- Subscribe via RSS
The investigation, which was previously unreported, came in response to one of at least 18 Title IX complaints filed against Harvard and reviewed by the Department of Education’s Office for Civil Rights since 2002.
Princeton has entered a resolution agreement with the U.S. Department of Education’s Office for Civil Rights after the office found the university in violation of the federal anti-sex discrimination law Title IX.
The Harvard admissions office is in active discussions with peers about creating a new application platform.
American universities will have to tighten their belts in coming years to survive shortfalls in government funding, said Mark Yudof, a veteran university administrator, at the Graduate School of Education Monday.
Degree holders from for-profit online institutions are 22 percent less likely to receive callbacks when applying for business and health-related jobs, according to a study led by David Deming, an associate professor at the Graduate School of Education.
The Minerva School, an ambitious education project whose founder Ben Nelson described as “the first elite American university to be launched in a century,” opened to students this fall. With an advisory board that includes former Harvard University president Lawrence H. Summers, the school live-streams immersive seminars to students—capped at 19 per class—for $10,000 a year.
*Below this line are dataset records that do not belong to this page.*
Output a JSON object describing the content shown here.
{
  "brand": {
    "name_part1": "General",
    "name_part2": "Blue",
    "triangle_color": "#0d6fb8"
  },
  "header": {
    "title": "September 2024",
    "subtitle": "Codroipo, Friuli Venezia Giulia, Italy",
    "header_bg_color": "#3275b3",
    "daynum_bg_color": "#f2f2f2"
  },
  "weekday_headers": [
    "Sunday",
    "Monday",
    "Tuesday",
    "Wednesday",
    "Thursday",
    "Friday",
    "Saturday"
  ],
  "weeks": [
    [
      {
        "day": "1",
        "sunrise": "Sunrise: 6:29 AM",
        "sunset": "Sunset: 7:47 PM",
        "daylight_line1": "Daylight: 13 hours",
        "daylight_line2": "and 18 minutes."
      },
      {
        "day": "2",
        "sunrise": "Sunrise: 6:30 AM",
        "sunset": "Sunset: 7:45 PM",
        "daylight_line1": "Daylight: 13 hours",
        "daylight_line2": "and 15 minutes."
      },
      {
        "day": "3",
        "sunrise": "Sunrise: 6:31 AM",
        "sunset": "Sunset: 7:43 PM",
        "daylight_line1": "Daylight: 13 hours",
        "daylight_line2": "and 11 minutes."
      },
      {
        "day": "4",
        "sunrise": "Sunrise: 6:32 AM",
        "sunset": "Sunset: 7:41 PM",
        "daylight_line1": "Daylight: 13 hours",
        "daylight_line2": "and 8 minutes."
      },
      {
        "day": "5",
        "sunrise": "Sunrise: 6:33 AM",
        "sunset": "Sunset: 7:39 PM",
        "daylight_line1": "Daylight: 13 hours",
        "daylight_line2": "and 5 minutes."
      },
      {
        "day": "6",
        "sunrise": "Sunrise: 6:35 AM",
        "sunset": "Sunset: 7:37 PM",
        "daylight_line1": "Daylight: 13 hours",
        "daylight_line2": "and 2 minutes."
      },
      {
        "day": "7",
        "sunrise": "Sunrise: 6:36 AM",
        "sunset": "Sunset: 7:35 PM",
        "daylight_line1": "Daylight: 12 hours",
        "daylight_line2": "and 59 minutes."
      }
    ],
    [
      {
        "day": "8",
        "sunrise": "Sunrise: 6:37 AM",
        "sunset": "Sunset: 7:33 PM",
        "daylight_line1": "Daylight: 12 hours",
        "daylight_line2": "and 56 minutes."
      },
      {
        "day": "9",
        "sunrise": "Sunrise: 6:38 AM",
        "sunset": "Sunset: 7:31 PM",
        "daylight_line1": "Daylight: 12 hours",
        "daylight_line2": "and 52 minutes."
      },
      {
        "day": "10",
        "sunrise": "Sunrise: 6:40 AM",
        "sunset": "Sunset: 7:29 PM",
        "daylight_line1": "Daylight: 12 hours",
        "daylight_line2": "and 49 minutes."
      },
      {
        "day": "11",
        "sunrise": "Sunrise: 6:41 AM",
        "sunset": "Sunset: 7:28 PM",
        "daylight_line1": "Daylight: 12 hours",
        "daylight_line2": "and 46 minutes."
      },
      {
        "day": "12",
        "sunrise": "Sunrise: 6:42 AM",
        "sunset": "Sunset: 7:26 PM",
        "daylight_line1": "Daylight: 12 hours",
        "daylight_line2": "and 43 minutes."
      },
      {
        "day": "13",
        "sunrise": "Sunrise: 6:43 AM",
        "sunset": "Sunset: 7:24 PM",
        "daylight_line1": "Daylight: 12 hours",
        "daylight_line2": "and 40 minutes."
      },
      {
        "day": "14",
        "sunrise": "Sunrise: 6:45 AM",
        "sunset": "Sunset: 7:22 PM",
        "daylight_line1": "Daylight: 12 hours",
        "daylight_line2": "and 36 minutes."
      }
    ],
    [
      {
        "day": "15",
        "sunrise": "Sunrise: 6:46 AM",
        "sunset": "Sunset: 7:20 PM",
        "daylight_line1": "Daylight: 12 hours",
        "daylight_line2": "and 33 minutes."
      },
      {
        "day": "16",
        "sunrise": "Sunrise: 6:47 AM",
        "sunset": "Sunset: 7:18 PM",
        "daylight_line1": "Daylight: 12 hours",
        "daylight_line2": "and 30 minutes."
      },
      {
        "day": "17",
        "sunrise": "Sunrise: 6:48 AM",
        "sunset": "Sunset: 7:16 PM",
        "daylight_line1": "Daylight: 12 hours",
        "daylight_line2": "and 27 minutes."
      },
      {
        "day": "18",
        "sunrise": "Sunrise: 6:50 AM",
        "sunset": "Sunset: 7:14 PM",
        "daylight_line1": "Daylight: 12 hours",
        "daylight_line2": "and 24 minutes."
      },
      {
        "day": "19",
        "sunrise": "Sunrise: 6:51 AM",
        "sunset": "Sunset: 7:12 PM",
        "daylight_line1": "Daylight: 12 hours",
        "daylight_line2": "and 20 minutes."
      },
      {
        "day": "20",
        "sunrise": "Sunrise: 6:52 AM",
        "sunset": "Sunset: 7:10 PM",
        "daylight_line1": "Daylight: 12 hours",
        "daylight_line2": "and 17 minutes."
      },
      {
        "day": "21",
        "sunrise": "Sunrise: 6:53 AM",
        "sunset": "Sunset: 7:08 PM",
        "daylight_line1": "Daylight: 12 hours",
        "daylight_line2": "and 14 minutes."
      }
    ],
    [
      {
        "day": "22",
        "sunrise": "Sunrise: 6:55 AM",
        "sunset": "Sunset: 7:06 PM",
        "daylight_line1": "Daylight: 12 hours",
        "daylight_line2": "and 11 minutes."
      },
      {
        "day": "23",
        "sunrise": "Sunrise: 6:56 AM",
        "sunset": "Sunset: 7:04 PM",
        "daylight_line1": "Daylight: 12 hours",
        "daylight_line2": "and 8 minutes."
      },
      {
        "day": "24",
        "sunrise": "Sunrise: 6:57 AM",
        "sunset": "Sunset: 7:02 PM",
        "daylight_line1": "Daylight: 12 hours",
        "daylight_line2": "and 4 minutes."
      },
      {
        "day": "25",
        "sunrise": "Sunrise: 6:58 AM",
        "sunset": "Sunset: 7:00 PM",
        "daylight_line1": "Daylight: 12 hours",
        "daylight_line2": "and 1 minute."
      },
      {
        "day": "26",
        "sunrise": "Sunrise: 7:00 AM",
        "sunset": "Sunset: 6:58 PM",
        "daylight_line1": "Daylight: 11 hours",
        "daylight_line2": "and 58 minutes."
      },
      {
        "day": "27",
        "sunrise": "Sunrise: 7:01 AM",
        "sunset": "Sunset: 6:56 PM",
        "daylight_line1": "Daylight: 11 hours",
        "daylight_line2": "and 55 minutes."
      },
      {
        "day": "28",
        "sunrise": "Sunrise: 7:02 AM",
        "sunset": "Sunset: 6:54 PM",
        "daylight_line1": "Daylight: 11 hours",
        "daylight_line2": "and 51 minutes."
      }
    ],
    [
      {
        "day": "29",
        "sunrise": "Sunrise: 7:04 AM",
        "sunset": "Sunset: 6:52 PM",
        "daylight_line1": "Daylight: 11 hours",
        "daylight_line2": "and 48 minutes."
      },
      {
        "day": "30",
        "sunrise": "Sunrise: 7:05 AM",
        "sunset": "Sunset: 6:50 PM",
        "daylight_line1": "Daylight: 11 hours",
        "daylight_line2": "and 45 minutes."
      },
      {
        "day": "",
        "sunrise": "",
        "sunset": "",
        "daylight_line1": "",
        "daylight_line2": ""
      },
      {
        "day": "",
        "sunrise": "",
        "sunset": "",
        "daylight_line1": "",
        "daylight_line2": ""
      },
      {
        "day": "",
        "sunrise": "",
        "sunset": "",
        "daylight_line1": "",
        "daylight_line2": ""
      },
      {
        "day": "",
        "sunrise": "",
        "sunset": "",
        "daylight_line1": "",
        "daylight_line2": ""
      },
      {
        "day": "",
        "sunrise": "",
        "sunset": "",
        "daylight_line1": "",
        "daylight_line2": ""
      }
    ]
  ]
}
Instructional methods are based on cognitive learning research conducted by former Harvard Psychology professor Stephen M. Kosslyn, who joins Minerva as Founding Dean. Students live in San Francisco during their first year, then move together to different cities around the world for each of the following six semesters. FM sat down with the Kennedy School’s Paul E. Peterson, Director of the Program on Education Policy and Governance, who analyzed the Minerva program.
Members of a student-faculty working group convened to address issues of race and inclusion at the College have started meeting and plan to draft a set of recommendations by the academic year's end.
Alfred W. Tatum, dean of the University of Illinois at Chicago’s college of education, gave a lecture Thursday outlining some possible approaches to improving the reading and writing skills of African-American boys.
The effort is part of a larger national movement started by United Students Against Sweatshops that criticizes Teach For America for undermining the quality of public education.
“We don’t have a fundamental agreement across the populace about why we have schools.”
Deresiewicz sat down with The Crimson, answering questions about his views on the liberal arts, the college admissions process, and what advice he would give to Harvard students.
So-called “blended” courses offered during the spring semester received lower student ratings than earlier, traditional offerings of those courses, according to a recent internal report.